The Wizards made sure that he was part of their roster for the playoffs too, signing him for the rest of the season once his initial 10-day contract expired.
4. Trevor Ariza
Sticking at the same position, Trevor Ariza deserves a top-five spot on this list for one reason: He is the best three-point shooter on the second-best three-point shooting team in the NBA.
Ariza has had a career season, making almost 42 percent of his shots from beyond on the arc. He has made eight or more three-pointers twice in the last 35 days.
He's been able to do it all—from catch-and-shoot jumpers to creating his own shot off the dribble.
This has been the nine-year veteran's best season since his one-year stint with the Houston Rockets during the 2008-09 season.
Drew Gooden has been great for the Wizards since he's joined the team, but it is difficult to argue against a guy who is having a career year and someone who has improved his shooting by four percentage points from last season.
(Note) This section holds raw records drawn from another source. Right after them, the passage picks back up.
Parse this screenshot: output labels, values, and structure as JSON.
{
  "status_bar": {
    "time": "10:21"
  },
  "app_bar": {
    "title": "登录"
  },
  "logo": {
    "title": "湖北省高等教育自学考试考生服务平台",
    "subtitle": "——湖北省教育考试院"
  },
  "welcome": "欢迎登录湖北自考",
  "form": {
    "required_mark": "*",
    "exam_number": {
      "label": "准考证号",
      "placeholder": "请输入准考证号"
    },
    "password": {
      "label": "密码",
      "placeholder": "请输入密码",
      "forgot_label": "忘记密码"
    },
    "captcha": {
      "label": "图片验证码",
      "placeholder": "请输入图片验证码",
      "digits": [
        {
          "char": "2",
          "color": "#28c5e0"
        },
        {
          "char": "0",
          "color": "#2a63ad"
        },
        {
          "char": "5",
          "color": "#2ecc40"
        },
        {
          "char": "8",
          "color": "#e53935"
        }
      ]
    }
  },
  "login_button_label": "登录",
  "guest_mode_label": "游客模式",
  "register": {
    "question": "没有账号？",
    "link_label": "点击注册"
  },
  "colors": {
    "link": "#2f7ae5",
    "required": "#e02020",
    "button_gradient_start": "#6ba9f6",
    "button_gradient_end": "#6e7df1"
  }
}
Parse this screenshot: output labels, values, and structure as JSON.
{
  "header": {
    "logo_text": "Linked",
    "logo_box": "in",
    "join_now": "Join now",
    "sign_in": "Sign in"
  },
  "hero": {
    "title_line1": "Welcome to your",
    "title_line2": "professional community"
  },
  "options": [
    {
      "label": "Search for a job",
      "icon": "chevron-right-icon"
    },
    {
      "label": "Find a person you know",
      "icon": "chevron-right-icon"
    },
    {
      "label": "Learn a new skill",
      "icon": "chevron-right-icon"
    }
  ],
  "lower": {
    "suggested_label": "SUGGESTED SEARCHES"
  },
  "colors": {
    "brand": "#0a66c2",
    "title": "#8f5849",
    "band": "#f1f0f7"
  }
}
3. Marcin Gortat
Say what you will about Drew Gooden's recent performance, but Marcin Gortat has been the primary big man for the Wizards all season.
Besides leading the team in blocks and rebounds, he is third in player efficiency rating. He has yet to miss a game and is third on the team in field-goal shooting, which makes him one of the most reliable players on the roster.
With Gooden's recent success, Randy Wittman has been playing Gooden over Gortat in the fourth quarter. But instead of sitting on the end of the bench, Gortat is the first person to high-five Gooden during timeouts and maintains great body language even when he's not playing in crunch time.
There's a strong argument out there that the Wizards could have waited on the Gortat trade and kept their first-round draft pick; however, most Wizards fans would probably do that trade over and over again just to have the strong frontcourt of Gortat and Nene (when healthy) this year.
2. Bradley Beal
Going forward, there should be some concern over Bradley Beal's shot selection.
In the last month, he has had three games of sub-40 percent shooting and often struggles to find his shot.
But you can't discount what his scoring ability means to the Wizards. He is the second scoring option and makes up one of the most promising backcourts in the NBA along with John Wall.
The second-year player out of Florida hasn't scored in the single digits since Feb. 18, and March has been his best month in terms of scoring since December.
Also, keep in mind that Beal has been restricted for parts of this season by a minutes limit imposed by Randy Wittman. When he can regularly play 36 minutes per night without fear of being benched, it's scary to think of what kind of numbers he can put up.
His defense could use some work, as he struggles to see screens unfold around him. Still, there's no doubt that Beal is the second most valuable player to this team.
1. John Wall
This has been the same since the first game of the season: John Wall is the best player in Washington and is now a top-five point guard in the NBA (given the number of injuries this season).
He is fifth among all point guards in scoring, fourth in assists, tied for third in steals and first in blocks.
The team (on offense and defense) runs through Wall, and he will be the leader of this team for years to come.
Last week, I documented some of the things that he needs to improve, but he can become a top-three point guard in the league.
Wall is set to post career-high numbers in points, steals, assists, free-throw shooting and three-point shooting.
At this point, if you don't know about him, you probably don't watch the NBA. It's obvious that Wall is the most important player to the Wizards.